After I pulled the newest version from git today, my theme's normalize.css was not recognized. Instead, was used.
After I renamed my own normalize.css file (and changed the name in the yml file), all was fine again.

Is this expected behavior? I didn't think from reading this thread that the core supplied normalize.css overwrites.

@ursula You should use the stylesheets-override property, see

  - normalize.css

Issue summary:View changes

Removed first line, inline with comments. mbrett5062

Assigned:Unassigned» LewisNyman
Issue summary:View changes

Status:Active» Needs review

My change notice proposal:

drupal.base.css replaced by normalise.css

drupal.base.css has been removed, normalise.css is being loaded for all themes in it's place.

Assigned:LewisNyman» Unassigned

re #66: i think normalize.css is the american spelling, with a 'z' not an 's'. Should the change notice state how someone could remove or replace Drupal default normalize.css in both a theme, or via a module / alter method?

Assigned:Unassigned» mdrummond

Writing up a revised change notice.

Proposed change notice:

drupal.base.css replaced by normalize.css

Previously, drupal.base.css contained numerous reset styles along with some default styles for tables and inputs. drupal.base.css was formerly named system.base.css.

The reset styles stripped default styling of HTML elements: for example setting all margins and padding to zero, as the defaults can vary between browsers. In contrast, normalize's approach is to set intelligent defaults that work consistently across browsers: for example providing the same margins and padding for elements, rather than zero margins and padding.

Read more about normalize.css.

Modified versions of the table and input styles in system.base.css have been moved to Seven and Bartik's style.css files: these styles are no longer loaded by default for every theme.

  • normalize.css is now loaded by default for all themes, rather than drupal.base.css: this changes the default styling for HTML elements and could affect the appearance of elements in themes and modules
  • If you want to include a different version of normalize.css, you can do so in your theme's info.yml file as follows:
      - normalize.css
  • To remove normalize.css entirely, you can do so as follows:
      - normalize.css

Assigned:mdrummond» Unassigned

Title:Change notice: Replace drupal.base.css library with normalize.css for all themesReplace drupal.base.css library with normalize.css for all themes
Status:Needs review» Fixed
Issue tags:-Needs change record

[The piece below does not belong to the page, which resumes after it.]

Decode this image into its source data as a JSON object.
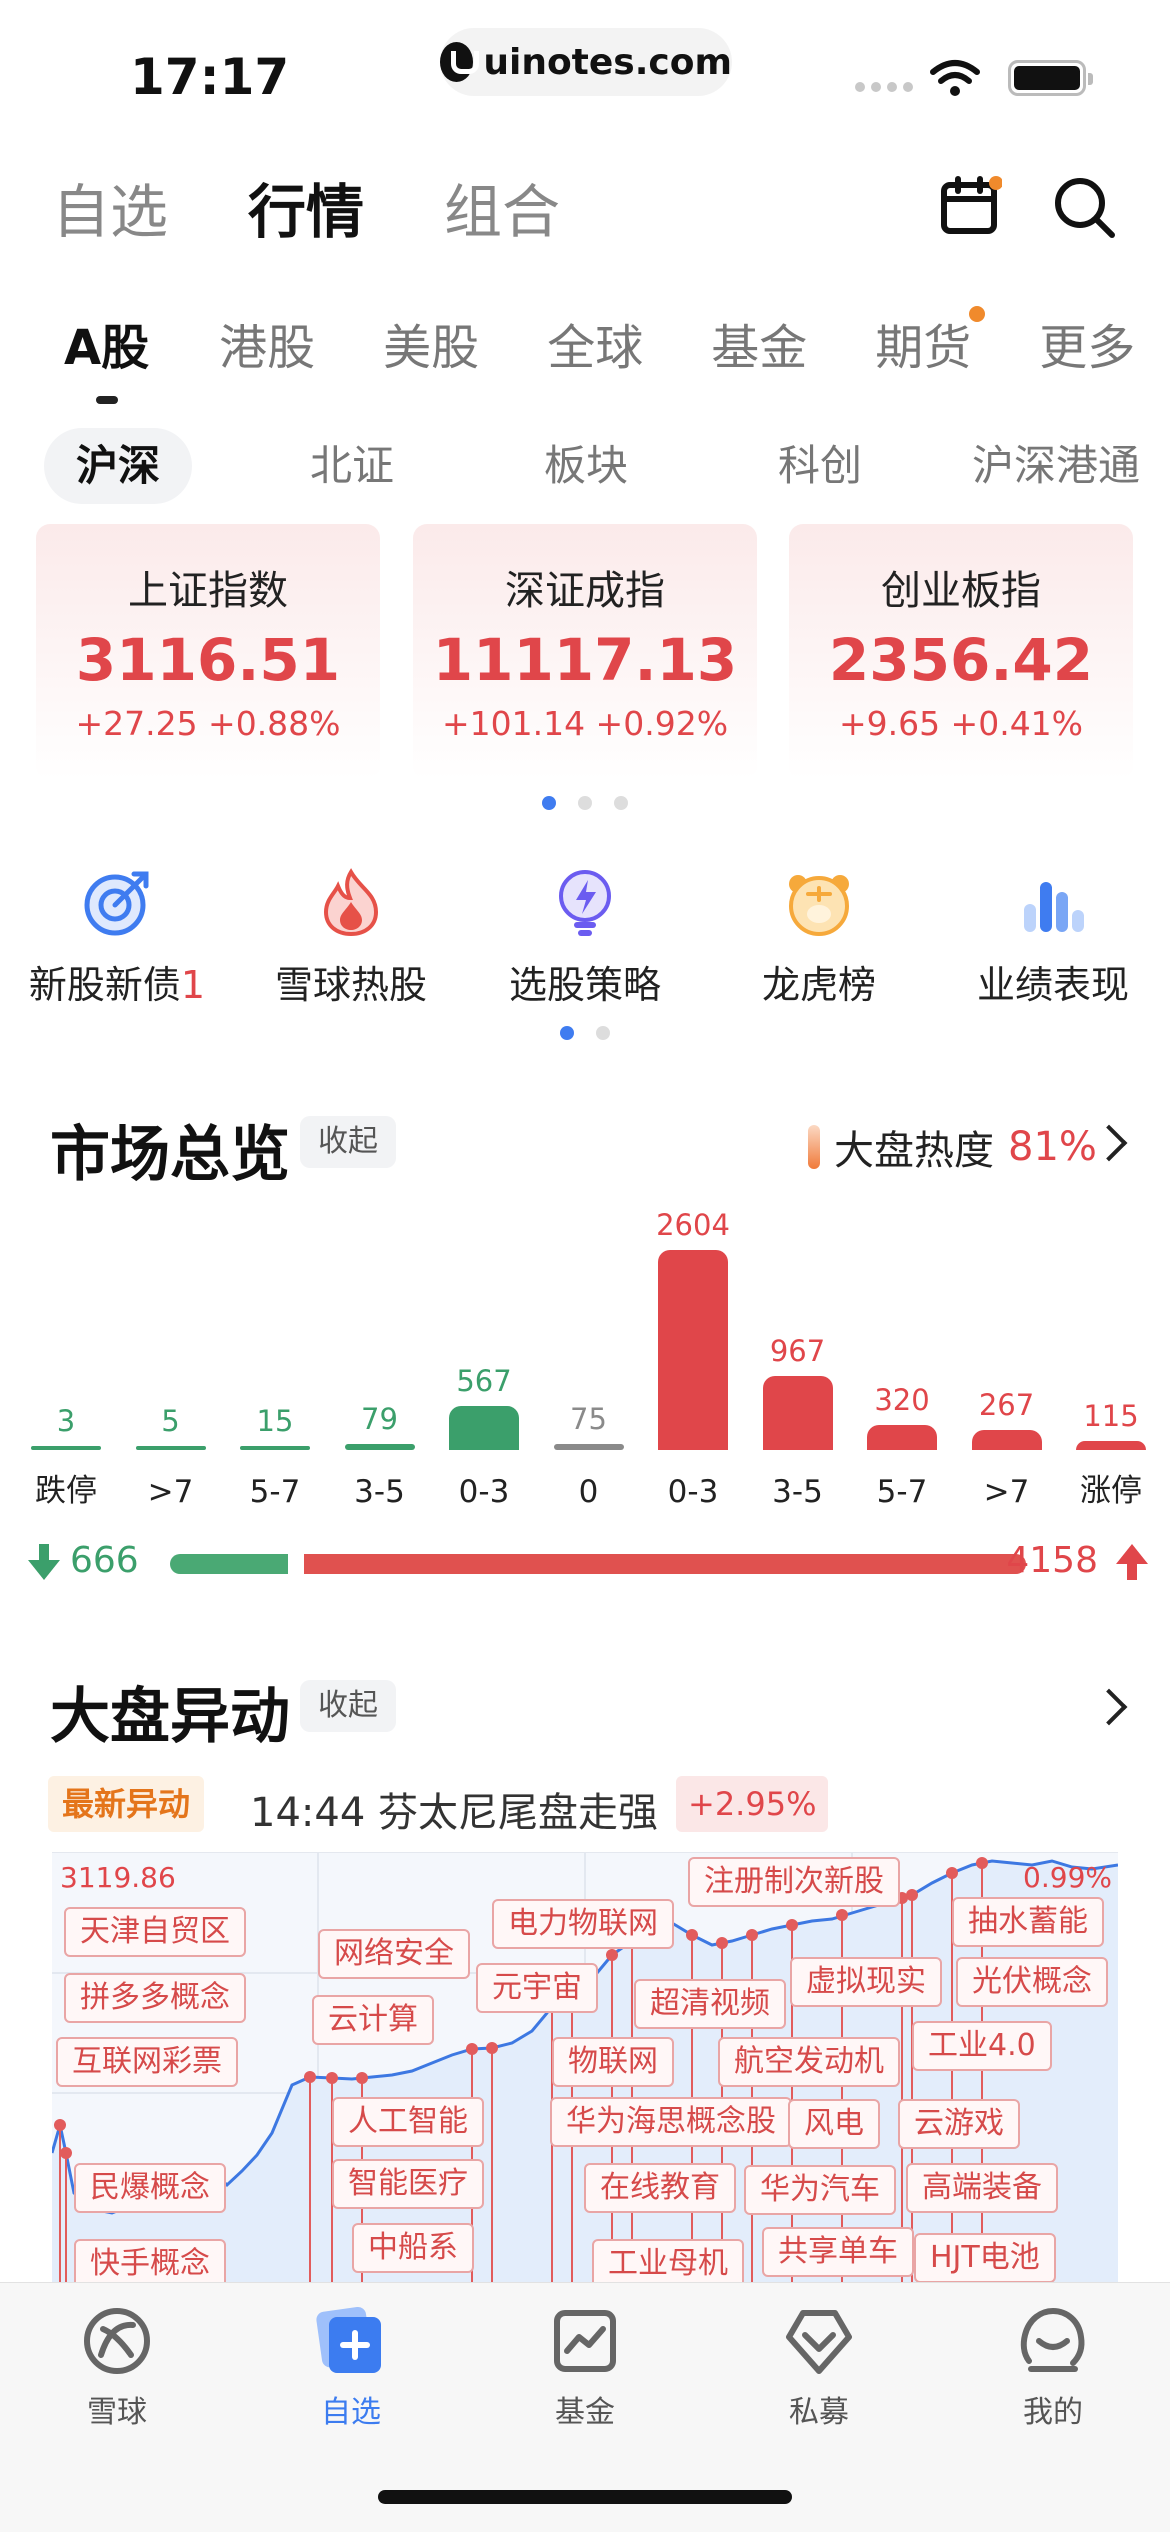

I added the change notice:

Priority:Major» Normal

Status:Fixed» Closed (fixed)

Automatically closed - issue fixed for 2 weeks with no activity.